Required Registration Documentation

The required documentation depends on the registration route and risk class. Overall, you need to consider the following documents:

  • Labels, instructions for use (IFU), packaging
  • Patient information leaflet
  • Cards for implantable medical devices, if applicable
  • Device classification assessment
  • Risk management reports 
  • Clinical evidence plan and reports
  • Validation and Verification Test Reports
  • QMS certification (e.g., MDSAP certificate or TGA Certificate) 
  • Australian Declaration of Conformity (different templates for every risk class)
  • Australian Essential Principles Checklist
  • Australia-specific post-market surveillance requirements

Regulatory Routes for Australia

Abridged route

Australia has recognized certain overseas regulatory approvals, allowing for a faster device assessment process and decreasing overall review timelines.

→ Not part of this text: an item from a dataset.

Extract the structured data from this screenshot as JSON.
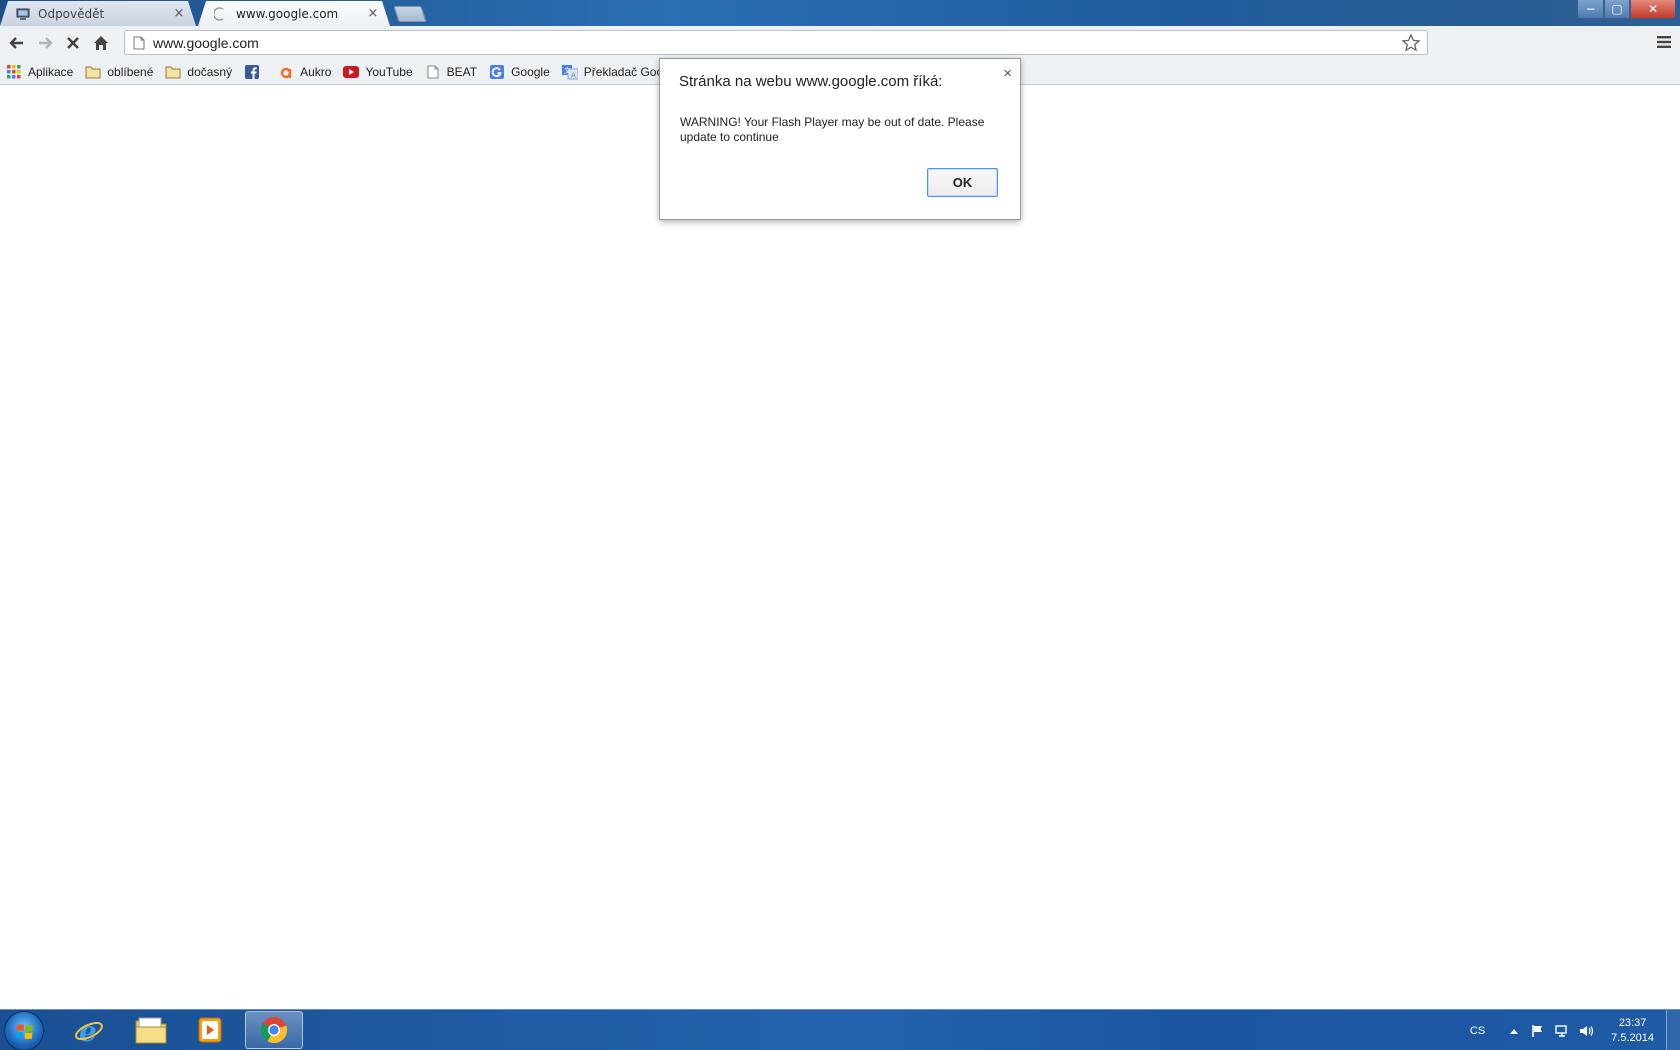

Products covered under the scope of a CE mark, FDA approval, and certified under MDSAP follow a faster assessment pathway than those without. Approvals from Singapore (expedited and abridged route), Malaysia, and India can also be lodged for TGA approval.

TGA Conformity Assessment route

Is an abridged route not possible for you? You will have to undergo a full TGA review. This is a systematic and ongoing examination of evidence and procedures to ensure that the medical device, or IVD, complies with the TGA's essential principle. The TGA will review your technical documentation and quality management system to obtain approval.

Australia TGA Medical Device Regulations make this country an interesting market to enter if regulatory approvals are owned in other jurisdictions.


Registration Validity

Medical Device Approval Australia

For submissions with Class Is, Im IIa, and IIb that rely on MDSAP, CE, or US FDA, the registration will remain valid if the supporting certifications are still active and within the expiry date of the respective certification.

For the TGA conformity assessment certificate, a validity of five years applies.

Regulatory timelines and fees

How long does it take to enter
the Australian medical device market? 

The review times depend on the risk class and the completeness of the documentation that is provided to the TGA, and if your device is subject to auditing but the overall timelines are as follows:

  • Class I: 24 hours to 4 weeks
  • Class Is, Im, IIa, and IIb: 2-4 months
  • Class III and AIMD: 6-8 months
  • Full TGA Conformity Assessment: 18-24 months